Inhalation toxicity is an important part of safety assessment for a wide variety of volatile chemical ingredients, from fragrance ingredients for cosmetics through to volatile adhesives, fuels and other industrial chemicals, environmental pollutants, tobacco smoke, e-cigarette products and nanoparticles. The airways and lungs are continuously exposed to a wide array of these gases, vapours and aerosols in everyday life, and exposure can lead to symptoms ranging from mild respiratory discomfort to acute airway / lung injury and even death. Inhalation toxicity is therefore a critical part of ensuring product safety for consumers as well as occupational health for manufacturing workers.
What is EpiAirway™?
EpiAirway™ is an exciting model made from human bronchial and tracheal cells to reconstruct the airway epithelium, closely mimicking the human airway in terms of both structure and function. Remarkably, the reconstructed tissue even includes beating cilia at the epithelial surface, and is able to produce mucus, providing a fantastic simulation of “real-life” airway tissue. The model has been extensively used as a research tool and over 100 peer-reviewed papers have been published to date, in addition to widespread use of the inhalation toxicity protocol across a range of industry sectors.
Cross section through EpiAirway™ and the ciliated apical surface of EpiAirway™
Images courtesy of MatTek
How does the test work?
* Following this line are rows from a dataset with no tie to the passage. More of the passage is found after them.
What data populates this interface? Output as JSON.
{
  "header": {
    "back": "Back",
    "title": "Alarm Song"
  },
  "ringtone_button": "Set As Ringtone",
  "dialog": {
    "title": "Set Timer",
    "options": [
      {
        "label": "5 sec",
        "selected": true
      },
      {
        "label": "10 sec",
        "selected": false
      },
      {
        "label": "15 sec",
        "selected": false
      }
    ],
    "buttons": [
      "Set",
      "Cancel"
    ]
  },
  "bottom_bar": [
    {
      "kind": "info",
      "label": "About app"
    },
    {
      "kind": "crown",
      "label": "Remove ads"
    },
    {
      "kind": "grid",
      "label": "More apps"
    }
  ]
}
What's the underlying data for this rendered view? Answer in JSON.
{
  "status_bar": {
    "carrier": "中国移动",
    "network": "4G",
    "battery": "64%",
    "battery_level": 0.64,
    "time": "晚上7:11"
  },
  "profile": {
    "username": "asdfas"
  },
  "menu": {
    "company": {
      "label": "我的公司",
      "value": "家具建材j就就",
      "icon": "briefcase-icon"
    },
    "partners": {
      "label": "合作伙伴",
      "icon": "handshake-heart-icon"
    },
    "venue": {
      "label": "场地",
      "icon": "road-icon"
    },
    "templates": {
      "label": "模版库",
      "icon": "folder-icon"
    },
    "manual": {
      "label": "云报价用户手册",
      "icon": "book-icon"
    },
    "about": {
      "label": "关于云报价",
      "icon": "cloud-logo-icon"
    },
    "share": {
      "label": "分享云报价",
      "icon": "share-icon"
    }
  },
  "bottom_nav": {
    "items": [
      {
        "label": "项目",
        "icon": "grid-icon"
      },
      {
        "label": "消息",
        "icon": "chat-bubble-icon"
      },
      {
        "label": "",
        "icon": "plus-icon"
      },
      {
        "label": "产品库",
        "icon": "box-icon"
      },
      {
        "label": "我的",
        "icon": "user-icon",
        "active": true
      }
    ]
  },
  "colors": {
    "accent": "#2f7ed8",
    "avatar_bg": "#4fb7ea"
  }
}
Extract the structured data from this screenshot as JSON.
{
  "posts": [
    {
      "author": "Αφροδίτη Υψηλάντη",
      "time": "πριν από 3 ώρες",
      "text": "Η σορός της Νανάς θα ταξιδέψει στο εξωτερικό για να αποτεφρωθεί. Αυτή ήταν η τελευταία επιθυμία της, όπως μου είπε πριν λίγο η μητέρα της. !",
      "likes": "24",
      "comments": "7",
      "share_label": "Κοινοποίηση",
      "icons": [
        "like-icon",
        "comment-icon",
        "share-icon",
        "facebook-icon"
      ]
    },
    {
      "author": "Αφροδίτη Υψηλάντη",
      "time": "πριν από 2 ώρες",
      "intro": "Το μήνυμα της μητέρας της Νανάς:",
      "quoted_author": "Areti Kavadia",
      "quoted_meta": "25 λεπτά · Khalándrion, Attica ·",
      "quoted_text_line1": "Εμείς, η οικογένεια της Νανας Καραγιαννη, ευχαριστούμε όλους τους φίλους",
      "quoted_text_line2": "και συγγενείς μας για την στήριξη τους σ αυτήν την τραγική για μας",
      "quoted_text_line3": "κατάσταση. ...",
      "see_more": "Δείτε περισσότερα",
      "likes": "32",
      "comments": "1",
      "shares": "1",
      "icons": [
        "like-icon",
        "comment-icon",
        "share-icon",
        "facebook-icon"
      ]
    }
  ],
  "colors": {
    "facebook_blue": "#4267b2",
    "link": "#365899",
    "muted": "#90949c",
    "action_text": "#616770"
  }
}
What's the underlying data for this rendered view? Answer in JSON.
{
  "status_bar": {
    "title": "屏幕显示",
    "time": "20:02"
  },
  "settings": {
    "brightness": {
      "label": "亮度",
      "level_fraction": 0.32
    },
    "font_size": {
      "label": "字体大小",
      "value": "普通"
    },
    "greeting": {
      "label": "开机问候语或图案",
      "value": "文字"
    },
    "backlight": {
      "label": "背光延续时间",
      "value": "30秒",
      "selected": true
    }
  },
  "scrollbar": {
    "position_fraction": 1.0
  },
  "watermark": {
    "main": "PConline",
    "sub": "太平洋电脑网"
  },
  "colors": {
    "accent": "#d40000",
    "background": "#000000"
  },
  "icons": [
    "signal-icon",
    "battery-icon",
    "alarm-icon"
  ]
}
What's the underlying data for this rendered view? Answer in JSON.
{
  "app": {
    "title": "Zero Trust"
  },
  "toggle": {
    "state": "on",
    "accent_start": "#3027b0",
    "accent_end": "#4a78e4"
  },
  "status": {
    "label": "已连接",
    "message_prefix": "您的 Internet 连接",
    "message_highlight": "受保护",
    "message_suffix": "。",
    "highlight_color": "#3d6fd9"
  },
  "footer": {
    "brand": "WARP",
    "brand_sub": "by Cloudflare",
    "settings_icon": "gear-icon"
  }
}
To measure inhalation toxicity, chemicals, ingredients or formulations are dosed onto the surface of the EpiAirway™ model. Where appropriate, a cap is used to prevent excessive evaporation of volatile substances. After exposure for 3 hours in a cell culture incubator, the test item is removed by gentle washing and any damage to the cells is measured by their ability to metabolise a dye (MTT) into a purple product which we measure using a spectrophotometer. Toxicity is determined by calculation of an “IC75” value – the concentration required to reduce the viability of the cells in the EpiAirway™ model to 75% compared with a negative control treated with water. We also incorporate a positive control – formaldehyde – into every test to confirm that the method has performed according to specification. Items with an IC75 value below a threshold are classified as toxic / irritant to the human airway.
A breath of fresh air for inhalation toxicity testing
The assessment of inhalation toxicity has previously depended on animal tests, including OECD Test Guidelines 403 (Acute Inhalation Toxicity) and 436 (Acute Toxic Class Method), in which animals are exposed to high doses of chemical in inhalation chambers until a lethal dose is identified. This method has been widely discredited on both scientific and ethical grounds, and doesn’t model real-life exposure of humans to moderate doses of volatile chemicals.
EpiAirway™ addresses both the scientific and ethical concerns around the animal tests and allows us to assess the impact of relevant doses of chemicals directly on the human airway epithelium. By detecting early damage to cells, it enables us to acquire safety data in a matter of days, not weeks or months. It isn’t a regulatory test but it is a valuable screen. Considered together with other techniques such as computer modelling and available human data on related substances, it provides a way for cosmetic companies to assess volatile ingredients and formulations, such as fragrances, without the use of animals. For other industry sectors, it can help to reduce the number of animal tests required by providing mechanistic, human-relevant safety information at an early stage of product development.